(Stored items)

•••••

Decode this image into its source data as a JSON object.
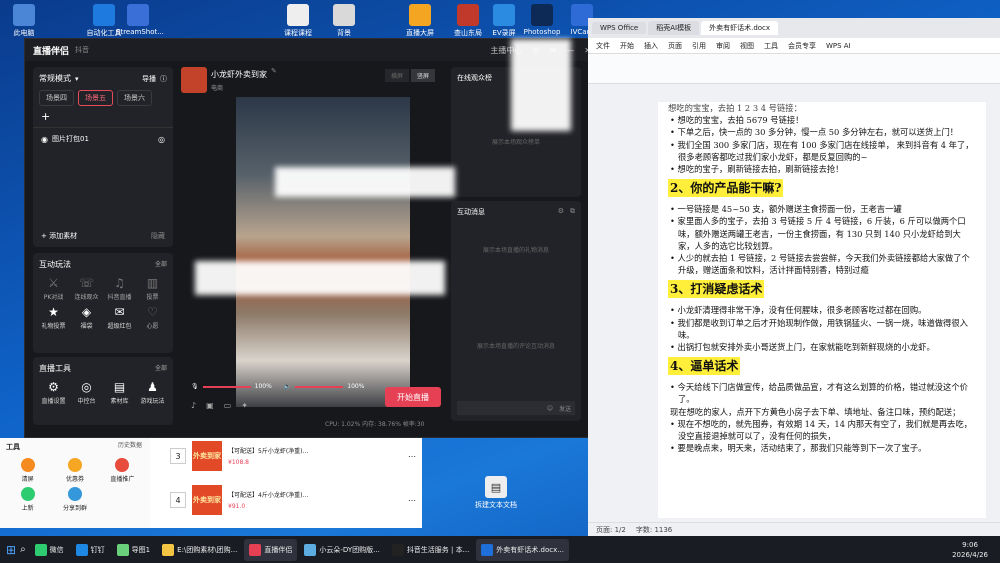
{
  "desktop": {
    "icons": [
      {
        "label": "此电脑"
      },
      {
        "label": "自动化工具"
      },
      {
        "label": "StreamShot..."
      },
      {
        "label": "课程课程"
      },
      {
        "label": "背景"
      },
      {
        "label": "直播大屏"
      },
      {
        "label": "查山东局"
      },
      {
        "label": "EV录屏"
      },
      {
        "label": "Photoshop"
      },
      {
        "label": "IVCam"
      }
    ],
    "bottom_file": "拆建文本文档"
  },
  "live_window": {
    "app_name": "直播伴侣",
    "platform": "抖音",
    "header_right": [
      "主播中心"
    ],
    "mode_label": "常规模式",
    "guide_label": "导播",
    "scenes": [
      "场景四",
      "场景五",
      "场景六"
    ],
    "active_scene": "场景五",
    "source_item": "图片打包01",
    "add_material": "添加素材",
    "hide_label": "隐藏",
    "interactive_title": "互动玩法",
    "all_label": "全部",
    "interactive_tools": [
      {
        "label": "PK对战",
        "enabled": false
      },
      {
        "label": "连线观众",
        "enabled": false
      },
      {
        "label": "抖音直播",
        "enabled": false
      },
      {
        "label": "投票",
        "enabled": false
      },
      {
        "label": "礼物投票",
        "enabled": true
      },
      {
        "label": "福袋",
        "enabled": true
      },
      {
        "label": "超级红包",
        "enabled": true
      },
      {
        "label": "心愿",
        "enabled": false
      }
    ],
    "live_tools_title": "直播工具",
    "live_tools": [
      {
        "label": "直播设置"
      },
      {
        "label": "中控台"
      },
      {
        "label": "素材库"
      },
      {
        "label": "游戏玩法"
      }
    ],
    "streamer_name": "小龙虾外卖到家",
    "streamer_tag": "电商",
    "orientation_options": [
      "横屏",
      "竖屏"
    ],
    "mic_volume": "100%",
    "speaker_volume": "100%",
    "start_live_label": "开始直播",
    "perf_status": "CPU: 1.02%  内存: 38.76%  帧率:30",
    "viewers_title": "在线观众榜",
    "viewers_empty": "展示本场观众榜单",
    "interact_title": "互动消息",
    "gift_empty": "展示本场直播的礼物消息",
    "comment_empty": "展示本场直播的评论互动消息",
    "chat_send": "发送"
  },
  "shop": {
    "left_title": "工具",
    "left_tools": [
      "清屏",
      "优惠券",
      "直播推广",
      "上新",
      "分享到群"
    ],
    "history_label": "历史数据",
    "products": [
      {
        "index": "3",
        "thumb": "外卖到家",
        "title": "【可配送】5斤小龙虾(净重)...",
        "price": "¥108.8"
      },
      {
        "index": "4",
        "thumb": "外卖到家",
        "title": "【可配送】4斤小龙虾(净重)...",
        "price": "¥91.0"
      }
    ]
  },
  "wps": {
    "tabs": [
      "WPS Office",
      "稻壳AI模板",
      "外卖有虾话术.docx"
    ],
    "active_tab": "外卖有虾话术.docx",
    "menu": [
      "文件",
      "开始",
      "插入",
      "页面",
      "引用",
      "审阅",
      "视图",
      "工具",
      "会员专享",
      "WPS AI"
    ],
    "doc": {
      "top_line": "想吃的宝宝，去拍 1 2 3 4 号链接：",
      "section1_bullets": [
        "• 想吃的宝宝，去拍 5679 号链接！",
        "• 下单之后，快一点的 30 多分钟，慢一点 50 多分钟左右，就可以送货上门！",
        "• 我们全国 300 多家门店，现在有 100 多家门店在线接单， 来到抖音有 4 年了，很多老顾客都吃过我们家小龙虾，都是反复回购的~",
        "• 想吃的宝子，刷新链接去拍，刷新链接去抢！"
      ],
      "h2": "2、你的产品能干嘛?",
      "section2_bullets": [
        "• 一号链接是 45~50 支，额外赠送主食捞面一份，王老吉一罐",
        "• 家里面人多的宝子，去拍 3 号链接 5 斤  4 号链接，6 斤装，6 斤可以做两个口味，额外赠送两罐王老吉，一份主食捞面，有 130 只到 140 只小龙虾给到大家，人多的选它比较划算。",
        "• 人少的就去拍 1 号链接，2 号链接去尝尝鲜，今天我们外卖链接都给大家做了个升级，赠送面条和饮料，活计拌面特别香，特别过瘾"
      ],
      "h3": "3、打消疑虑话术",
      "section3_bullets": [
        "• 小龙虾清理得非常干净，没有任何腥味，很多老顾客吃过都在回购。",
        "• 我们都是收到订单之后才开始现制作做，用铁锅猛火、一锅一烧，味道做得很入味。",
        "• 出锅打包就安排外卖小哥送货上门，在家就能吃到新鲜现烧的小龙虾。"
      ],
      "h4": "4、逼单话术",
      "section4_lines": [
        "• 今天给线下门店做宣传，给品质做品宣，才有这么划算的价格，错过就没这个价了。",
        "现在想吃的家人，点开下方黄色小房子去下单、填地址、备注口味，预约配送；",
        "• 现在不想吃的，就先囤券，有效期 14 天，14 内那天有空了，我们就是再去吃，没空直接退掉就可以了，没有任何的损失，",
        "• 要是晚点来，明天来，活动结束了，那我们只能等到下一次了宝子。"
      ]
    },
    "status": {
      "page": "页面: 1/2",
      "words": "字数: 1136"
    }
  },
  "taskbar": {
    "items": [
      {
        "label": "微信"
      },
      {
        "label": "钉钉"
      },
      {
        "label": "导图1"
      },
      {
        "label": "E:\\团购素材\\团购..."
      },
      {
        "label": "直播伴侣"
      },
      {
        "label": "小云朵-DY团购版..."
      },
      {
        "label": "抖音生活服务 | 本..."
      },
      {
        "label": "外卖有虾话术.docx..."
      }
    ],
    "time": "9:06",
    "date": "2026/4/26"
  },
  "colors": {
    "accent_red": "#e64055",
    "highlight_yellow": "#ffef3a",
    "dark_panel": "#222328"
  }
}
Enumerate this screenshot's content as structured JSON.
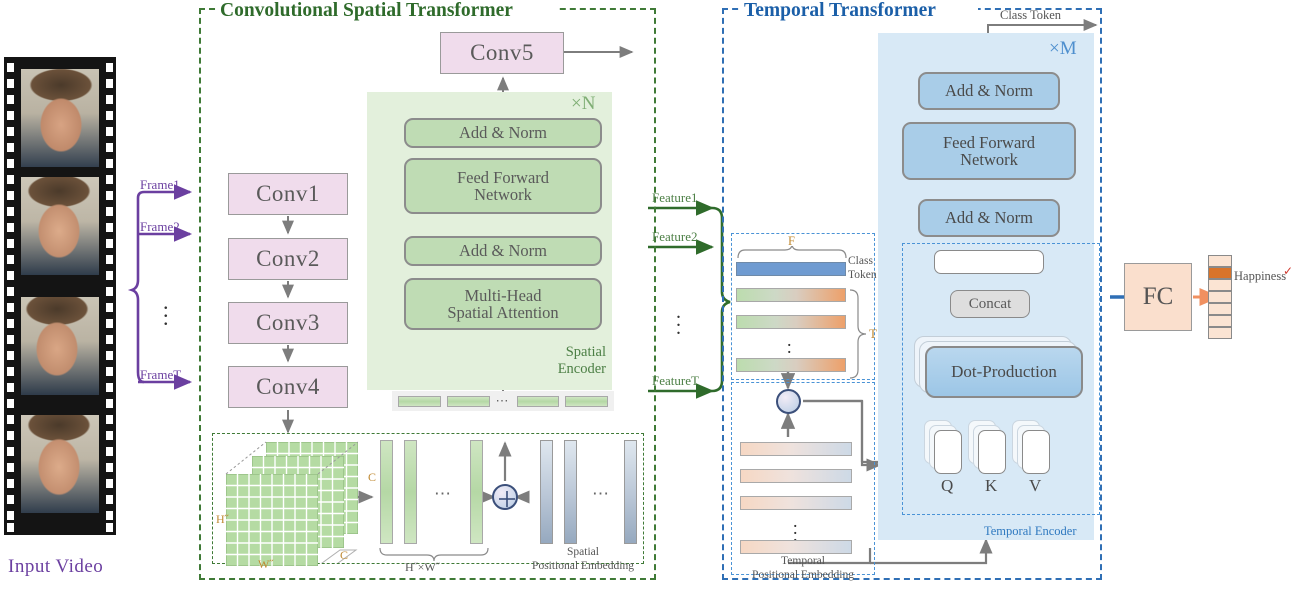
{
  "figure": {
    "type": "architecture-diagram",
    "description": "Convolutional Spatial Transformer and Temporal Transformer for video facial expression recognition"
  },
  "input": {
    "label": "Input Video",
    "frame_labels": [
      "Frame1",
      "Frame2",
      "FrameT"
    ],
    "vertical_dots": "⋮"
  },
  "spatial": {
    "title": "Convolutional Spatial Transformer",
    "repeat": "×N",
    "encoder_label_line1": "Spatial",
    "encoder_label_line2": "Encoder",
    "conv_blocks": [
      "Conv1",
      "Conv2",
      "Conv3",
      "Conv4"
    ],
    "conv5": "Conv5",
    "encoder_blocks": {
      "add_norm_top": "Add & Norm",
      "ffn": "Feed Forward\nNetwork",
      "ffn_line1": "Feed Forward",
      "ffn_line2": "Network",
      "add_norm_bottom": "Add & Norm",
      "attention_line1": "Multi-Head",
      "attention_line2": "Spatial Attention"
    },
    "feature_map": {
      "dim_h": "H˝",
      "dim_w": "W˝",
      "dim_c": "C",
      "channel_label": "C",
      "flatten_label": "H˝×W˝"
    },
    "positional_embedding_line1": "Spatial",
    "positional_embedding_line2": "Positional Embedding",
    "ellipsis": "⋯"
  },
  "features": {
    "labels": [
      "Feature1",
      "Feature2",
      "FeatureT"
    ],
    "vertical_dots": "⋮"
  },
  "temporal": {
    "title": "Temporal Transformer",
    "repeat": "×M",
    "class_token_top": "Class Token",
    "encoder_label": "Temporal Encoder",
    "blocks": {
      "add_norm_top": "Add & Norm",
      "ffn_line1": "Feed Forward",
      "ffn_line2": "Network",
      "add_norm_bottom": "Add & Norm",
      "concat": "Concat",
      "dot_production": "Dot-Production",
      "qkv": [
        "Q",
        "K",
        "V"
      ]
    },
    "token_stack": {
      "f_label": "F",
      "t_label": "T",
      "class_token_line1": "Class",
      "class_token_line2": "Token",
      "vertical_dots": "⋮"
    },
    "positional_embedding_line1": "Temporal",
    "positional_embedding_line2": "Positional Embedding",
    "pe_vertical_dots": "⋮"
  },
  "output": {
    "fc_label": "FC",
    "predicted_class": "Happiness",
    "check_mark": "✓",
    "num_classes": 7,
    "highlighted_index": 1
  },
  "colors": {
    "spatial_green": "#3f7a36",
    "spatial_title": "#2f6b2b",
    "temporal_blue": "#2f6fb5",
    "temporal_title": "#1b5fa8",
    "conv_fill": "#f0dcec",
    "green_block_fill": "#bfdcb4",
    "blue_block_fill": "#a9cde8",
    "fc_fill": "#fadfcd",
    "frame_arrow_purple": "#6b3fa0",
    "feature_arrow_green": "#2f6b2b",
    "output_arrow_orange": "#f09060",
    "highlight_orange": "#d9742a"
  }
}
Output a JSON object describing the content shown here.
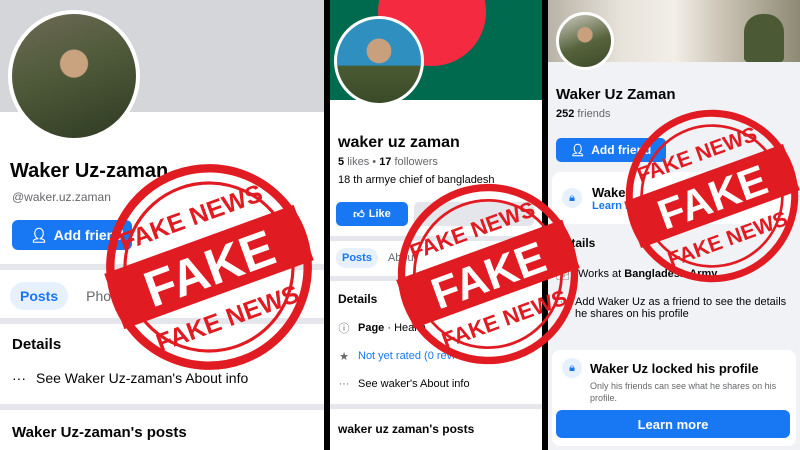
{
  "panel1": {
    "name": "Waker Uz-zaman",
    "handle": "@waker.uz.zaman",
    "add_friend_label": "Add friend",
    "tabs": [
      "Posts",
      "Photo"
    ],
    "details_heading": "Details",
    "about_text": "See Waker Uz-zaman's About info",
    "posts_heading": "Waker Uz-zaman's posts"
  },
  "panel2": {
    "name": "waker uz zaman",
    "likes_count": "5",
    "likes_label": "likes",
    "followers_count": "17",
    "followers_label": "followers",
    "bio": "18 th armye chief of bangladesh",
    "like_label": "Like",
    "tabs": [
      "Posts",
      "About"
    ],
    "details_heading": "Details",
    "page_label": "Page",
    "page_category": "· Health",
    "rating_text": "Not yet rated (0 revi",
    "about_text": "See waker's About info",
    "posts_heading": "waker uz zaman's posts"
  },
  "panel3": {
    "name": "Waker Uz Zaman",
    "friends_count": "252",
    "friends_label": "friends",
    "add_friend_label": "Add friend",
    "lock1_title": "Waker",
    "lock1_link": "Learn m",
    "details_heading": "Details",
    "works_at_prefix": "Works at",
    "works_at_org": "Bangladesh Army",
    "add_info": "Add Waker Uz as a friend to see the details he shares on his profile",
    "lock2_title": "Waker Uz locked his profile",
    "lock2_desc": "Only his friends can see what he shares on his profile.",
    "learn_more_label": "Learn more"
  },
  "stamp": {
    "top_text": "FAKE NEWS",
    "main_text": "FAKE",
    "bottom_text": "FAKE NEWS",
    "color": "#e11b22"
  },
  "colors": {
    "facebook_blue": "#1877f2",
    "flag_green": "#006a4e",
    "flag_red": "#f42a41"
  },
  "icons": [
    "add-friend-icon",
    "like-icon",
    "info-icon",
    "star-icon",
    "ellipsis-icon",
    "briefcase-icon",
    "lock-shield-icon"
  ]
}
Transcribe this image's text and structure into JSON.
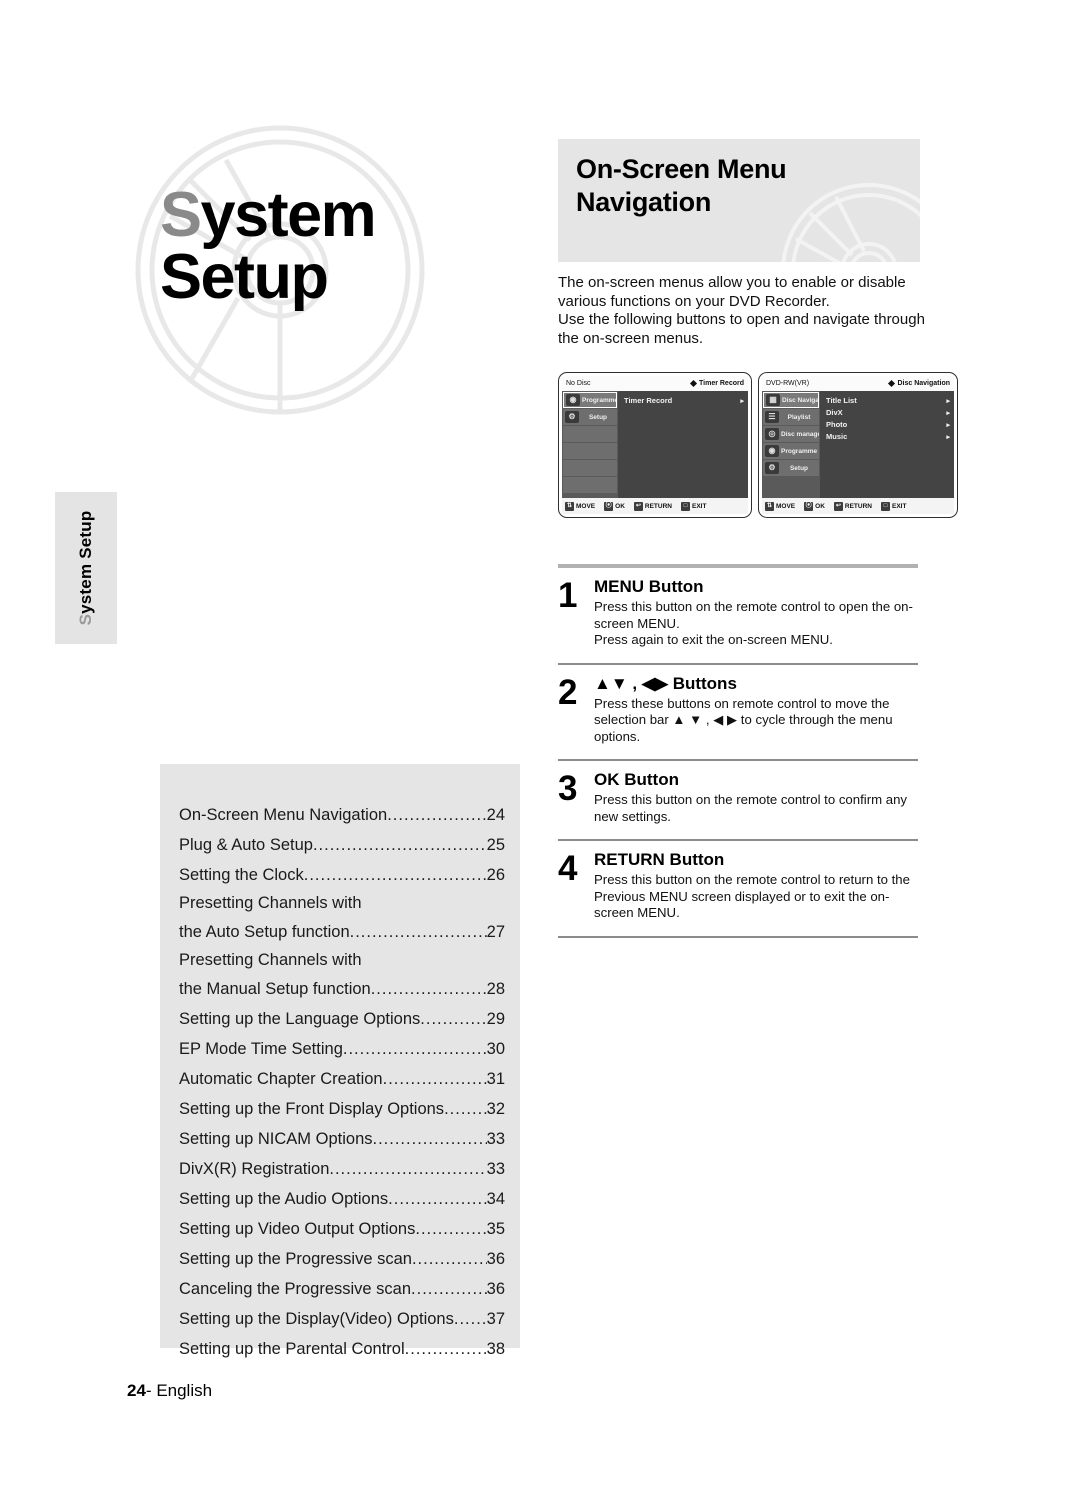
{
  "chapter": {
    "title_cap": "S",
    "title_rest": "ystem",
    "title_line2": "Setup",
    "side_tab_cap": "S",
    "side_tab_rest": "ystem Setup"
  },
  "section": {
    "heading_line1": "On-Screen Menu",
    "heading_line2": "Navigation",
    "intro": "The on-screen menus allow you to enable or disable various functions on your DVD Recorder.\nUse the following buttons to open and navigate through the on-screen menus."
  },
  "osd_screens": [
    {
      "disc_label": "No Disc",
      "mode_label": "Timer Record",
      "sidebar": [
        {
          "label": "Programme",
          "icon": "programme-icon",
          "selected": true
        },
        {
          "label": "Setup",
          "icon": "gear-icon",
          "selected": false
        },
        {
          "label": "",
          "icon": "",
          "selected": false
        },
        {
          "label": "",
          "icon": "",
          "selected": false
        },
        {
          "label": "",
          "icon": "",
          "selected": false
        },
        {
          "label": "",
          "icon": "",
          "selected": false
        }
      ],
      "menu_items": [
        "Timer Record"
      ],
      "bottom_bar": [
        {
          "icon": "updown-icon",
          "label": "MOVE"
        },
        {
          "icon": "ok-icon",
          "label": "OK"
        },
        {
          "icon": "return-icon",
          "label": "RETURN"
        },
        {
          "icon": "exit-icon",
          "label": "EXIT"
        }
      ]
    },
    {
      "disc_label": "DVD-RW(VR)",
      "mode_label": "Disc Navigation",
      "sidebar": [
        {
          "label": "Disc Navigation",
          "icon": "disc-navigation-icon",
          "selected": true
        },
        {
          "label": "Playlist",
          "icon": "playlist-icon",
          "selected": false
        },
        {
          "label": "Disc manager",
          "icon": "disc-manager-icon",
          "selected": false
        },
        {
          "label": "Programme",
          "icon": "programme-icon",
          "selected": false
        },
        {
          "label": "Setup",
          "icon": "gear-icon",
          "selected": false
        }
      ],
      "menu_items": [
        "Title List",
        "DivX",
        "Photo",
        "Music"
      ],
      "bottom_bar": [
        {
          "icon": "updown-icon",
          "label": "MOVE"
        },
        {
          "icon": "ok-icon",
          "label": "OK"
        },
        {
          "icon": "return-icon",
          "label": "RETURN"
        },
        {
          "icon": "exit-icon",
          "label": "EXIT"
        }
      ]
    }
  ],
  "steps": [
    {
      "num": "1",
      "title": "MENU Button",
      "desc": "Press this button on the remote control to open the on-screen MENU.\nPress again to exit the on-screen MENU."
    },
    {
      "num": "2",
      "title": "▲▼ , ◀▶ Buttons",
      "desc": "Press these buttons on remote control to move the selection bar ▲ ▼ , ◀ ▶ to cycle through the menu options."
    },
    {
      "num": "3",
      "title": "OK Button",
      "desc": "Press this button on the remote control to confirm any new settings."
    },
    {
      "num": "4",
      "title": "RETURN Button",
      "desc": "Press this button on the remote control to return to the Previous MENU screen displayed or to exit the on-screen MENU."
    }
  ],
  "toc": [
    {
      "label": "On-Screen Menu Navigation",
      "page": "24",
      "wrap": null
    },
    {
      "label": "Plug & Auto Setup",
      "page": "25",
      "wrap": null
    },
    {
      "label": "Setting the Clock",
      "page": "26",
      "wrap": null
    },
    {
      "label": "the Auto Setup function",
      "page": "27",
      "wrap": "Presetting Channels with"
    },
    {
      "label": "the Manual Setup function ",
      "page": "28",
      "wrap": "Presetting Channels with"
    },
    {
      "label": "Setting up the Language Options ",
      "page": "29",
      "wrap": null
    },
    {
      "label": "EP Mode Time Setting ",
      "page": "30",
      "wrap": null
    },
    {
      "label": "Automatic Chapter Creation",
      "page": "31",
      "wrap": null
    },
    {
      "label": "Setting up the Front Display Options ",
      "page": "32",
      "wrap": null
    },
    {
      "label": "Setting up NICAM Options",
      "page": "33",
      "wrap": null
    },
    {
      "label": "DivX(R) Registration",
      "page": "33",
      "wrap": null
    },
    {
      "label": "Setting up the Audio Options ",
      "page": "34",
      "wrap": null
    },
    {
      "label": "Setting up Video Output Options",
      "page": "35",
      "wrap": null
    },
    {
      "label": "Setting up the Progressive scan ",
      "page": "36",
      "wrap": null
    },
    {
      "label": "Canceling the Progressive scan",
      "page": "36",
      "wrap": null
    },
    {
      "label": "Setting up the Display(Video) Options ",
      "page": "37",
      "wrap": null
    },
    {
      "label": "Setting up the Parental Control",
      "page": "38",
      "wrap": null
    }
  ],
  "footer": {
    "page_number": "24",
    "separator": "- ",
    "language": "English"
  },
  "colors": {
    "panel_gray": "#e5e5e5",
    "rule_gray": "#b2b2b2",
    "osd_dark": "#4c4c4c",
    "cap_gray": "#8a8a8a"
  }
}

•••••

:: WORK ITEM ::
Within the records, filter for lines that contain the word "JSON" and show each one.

:: TASK SOLUTION ::
Decode this image into its source data as a JSON object.
Enumerate this screenshot's content as structured JSON.
Output a JSON object describing the content shown here.
Transcribe this image's text and structure into JSON.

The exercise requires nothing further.